**LISTED ENTRIES:**
══════════════════════════════
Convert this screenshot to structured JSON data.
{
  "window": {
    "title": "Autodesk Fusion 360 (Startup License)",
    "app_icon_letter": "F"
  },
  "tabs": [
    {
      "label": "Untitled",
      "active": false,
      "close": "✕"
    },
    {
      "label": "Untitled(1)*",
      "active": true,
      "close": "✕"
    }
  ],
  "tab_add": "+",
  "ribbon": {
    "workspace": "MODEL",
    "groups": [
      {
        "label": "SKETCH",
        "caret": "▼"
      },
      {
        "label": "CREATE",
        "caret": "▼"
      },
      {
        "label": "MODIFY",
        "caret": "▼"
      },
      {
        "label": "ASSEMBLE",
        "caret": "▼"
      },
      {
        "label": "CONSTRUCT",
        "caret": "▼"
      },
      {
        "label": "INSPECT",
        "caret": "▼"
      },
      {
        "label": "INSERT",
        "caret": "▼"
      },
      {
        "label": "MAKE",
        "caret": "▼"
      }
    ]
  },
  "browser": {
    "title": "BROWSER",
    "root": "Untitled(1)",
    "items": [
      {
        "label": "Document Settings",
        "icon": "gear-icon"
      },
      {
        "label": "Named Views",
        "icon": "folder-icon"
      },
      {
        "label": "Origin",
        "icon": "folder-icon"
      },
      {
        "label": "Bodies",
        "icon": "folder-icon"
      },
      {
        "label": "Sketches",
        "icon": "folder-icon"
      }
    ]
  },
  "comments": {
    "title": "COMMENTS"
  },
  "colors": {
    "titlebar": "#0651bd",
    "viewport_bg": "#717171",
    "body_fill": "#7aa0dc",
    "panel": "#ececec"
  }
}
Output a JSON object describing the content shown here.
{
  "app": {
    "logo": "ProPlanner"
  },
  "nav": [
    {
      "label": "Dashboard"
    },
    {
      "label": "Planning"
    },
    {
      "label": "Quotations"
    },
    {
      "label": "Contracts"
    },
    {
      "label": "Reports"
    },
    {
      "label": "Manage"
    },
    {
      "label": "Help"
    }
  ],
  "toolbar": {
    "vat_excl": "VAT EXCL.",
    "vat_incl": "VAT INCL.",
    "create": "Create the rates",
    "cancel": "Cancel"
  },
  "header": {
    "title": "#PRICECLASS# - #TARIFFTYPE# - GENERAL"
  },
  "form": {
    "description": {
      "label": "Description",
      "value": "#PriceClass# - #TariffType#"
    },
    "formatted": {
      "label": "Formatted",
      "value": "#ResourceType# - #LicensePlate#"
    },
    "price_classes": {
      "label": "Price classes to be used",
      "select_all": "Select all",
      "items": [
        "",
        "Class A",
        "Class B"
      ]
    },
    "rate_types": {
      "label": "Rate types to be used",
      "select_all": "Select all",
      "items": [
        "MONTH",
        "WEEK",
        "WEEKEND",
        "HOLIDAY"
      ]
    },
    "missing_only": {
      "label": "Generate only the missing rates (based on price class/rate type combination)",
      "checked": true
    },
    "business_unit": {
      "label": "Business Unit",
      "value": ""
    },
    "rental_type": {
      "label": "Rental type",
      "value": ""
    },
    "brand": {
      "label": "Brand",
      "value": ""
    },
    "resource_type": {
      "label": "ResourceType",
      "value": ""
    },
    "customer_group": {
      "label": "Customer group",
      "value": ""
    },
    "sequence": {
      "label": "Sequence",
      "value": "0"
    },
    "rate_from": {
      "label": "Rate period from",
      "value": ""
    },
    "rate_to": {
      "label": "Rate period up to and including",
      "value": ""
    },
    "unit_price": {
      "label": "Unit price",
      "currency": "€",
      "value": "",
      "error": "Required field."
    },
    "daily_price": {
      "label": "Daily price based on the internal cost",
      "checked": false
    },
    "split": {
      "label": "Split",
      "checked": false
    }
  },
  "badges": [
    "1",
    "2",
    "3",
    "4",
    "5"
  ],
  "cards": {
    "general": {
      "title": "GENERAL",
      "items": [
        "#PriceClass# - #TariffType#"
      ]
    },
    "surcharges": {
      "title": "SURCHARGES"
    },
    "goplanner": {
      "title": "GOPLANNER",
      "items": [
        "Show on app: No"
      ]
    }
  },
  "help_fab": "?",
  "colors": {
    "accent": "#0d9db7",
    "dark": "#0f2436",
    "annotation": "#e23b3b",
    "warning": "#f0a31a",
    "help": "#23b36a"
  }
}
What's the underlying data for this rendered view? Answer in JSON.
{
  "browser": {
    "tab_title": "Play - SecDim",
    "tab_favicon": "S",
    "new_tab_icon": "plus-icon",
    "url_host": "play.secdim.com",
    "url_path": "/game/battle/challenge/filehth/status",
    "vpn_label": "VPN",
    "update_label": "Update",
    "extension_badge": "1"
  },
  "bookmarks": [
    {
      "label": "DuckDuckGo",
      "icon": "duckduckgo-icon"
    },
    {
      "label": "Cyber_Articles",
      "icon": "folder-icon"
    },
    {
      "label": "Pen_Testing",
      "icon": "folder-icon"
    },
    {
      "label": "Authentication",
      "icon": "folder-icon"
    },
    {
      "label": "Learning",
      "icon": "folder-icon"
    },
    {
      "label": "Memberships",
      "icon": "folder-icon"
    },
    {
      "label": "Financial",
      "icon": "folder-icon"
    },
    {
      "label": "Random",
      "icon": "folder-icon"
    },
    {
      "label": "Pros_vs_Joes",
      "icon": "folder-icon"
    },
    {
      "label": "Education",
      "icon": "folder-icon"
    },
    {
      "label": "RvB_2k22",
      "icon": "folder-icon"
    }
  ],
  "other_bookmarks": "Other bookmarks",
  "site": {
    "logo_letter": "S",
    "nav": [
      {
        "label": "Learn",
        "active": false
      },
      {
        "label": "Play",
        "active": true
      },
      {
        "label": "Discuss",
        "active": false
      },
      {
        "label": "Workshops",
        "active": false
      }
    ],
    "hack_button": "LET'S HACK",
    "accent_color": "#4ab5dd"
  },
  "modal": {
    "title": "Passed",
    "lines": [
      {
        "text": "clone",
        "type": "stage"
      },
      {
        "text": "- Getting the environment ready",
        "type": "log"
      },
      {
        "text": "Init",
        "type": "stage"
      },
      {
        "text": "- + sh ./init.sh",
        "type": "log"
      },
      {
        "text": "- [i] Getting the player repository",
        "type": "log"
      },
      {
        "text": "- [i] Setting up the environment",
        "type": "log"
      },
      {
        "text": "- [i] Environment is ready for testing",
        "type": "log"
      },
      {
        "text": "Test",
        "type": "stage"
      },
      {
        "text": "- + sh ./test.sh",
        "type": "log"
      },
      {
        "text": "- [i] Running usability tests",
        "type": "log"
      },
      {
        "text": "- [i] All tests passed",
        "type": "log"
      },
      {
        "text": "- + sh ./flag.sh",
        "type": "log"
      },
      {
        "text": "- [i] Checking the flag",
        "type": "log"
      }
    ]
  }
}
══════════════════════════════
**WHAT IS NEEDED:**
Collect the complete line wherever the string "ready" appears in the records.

**SOLUTION:**
        "text": "- Getting the environment ready",
        "text": "- [i] Environment is ready for testing",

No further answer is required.